New tariffs on solar panels give Tesla Inc. an escape hatch if it can't deliver on its job creation and investment promises at its sprawling solar panel factory in South Buffalo.
The escape hatch could allow Tesla to avoid paying up to $41.2 million a year in penalties to the state if the South Park Avenue factory fails to turn into the job-creator that both the company and state officials planned.
Because of the way Tesla's contract with the state is structured, the new tariffs don't necessarily give Tesla a "get out of jail free card" if it doesn't meet its timetable to create the 2,900 jobs it promises at the factory and among its suppliers and service providers, said William Savino, a Buffalo business attorney.
But it does potentially give the company more wiggle room – and a way to possibly get more time – to meet its targets without facing millions of dollars in penalties if the tariffs slow the residential solar market, Savino said.
No one is saying that Tesla is going to walk away from the Buffalo factory. In fact, the company and its partner, Panasonic, have been ramping up production since last summer, with total employment there now approaching 500 people. They still are planning to turn it into the biggest solar panel factory in the Western Hemisphere.
"Tesla is committed to expanding its domestic manufacturing, including Gigafactory 2 in Buffalo, New York, regardless of the solar tariff decision,” the company said in a statement after the tariffs were announced.
The move last month by President Trump to impose new tariffs on imported solar panels adds duties of up to 30 percent on imported panels in the first year that would gradually decline over the following three years. The Trump administration imposed the tariffs as a way to protect U.S. panel manufacturers, including Tesla.
But the tariffs also have an unintended consequence because of an obscure clause in Tesla's state contract.
The state used $750 million in taxpayer money to build and equip the South Buffalo factory as the centerpiece of the Buffalo Billion economic development initiative. The contract includes penalties meant to help the state recover at least part of its investment in the project if it doesn't pan out as planned. Those penalties can be triggered if Tesla doesn't meet annual employment targets or if its total investment in the Buffalo factory, including payroll, doesn't reach certain levels.
But the contract also lets Tesla avoid penalties if circumstances arise that are beyond its control. In the broadest terms, it means Tesla can avoid the penalties if the company is beset by an Act of God – things like landslides, earthquakes, fires, floods and epidemics. But Tesla's contract with the state, in a revision made in late 2015, included other specifics circumstances beyond natural disasters.
Those included "significant increases in tariffs or duties relating to components necessary for the operation of the manufacturing facility." The Trump administration tariffs would do that, since the factory currently relies on solar cells that Panasonic imports from its facilities in the Malaysia and Japan. Each solar panel has several dozen solar cells.

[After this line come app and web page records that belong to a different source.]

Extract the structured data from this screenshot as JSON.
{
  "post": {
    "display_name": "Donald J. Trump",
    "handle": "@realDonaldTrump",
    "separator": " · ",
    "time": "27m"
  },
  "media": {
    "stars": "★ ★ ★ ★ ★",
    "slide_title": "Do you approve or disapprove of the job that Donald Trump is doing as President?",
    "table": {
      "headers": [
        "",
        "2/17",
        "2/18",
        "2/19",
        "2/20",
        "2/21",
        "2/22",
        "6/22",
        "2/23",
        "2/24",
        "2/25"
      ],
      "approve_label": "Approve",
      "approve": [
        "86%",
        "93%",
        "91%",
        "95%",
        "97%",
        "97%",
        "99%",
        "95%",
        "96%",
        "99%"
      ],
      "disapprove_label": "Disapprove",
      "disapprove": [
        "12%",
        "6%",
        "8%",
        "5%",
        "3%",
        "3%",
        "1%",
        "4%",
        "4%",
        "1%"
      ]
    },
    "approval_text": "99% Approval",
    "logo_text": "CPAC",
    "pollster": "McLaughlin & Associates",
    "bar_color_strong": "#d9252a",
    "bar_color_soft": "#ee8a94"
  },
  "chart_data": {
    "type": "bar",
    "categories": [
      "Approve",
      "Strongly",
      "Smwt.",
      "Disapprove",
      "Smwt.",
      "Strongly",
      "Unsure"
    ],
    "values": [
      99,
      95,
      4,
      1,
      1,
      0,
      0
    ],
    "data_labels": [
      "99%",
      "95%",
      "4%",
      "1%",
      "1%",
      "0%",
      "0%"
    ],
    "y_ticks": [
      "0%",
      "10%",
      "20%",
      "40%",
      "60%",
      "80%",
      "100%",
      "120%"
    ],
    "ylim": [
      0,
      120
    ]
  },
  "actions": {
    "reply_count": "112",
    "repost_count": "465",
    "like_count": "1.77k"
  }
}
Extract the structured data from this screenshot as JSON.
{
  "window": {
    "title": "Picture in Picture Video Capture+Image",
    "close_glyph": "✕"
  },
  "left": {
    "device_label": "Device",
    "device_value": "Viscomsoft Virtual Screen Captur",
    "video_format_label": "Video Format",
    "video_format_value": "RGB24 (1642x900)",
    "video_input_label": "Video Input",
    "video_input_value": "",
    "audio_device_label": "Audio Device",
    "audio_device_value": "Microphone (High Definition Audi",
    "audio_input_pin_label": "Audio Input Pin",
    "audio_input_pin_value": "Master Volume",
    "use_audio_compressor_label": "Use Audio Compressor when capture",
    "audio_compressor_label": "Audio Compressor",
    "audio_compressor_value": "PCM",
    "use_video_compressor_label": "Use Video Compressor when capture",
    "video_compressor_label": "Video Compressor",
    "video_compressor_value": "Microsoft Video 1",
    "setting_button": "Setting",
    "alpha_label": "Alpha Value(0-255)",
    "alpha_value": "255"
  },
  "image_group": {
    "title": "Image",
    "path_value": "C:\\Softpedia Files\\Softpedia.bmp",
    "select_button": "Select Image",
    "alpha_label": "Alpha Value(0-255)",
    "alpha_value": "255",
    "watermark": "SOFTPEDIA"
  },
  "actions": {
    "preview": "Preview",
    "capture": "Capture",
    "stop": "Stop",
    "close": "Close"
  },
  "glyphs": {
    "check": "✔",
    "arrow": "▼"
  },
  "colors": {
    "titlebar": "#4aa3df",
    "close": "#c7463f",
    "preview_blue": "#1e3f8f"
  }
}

Tesla could, ultimately, make the tariffs less of a concern, if not render them entirely moot. Panasonic is starting to make solar cells in Buffalo and plans to ramp up their production steadily.
Neither Tesla nor Empire State Development Corp. officials would comment. But Savino said the triggering of the clause does not give Tesla a simple and broad-based way of getting out of its contract with the state. It could open the door for further negotiations with the state if Tesla's solar business falters.
Solar energy market slows
Until Tesla starts making its own solar cells, the company must cope with the higher panel costs that the rest of the industry now faces.
Those higher panel costs are expected to further dampen demand in an already slowing solar energy market. GTM Research predicts that, through 2022, the tariffs could lead to an 11 percent drop in solar installations at a time when Tesla already has been scaling back.
Through the first three quarters of this year alone, Tesla’s total solar installations – which include an undisclosed number of commercial projects – were down by 32 percent. Tesla's share of the residential solar market shrank from 35 percent in 2015 to 14 percent during the third quarter, according to Reuters.
Less demand, stemming from higher prices, will make it harder for Tesla to grow its solar energy business, even as it begins rolling out its long-awaited solar roof, which looks like a conventional roof but has solar cells inside. While Tesla will guarantee the solar roof for as long as a homeowner owns the home, the roof costs much more than a conventional roof and, even with energy savings factored in, has a payback period that spans more than two decades.
Higher solar cell prices will only extend that payback period for all types of solar energy and could make solar projects uneconomical in markets, especially in places like Texas and the Southeast, where electricity prices currently are just barely high enough to make them feasible, said Abigail Hopper, president and CEO of the Solar Energy Industries Association, a solar advocacy group.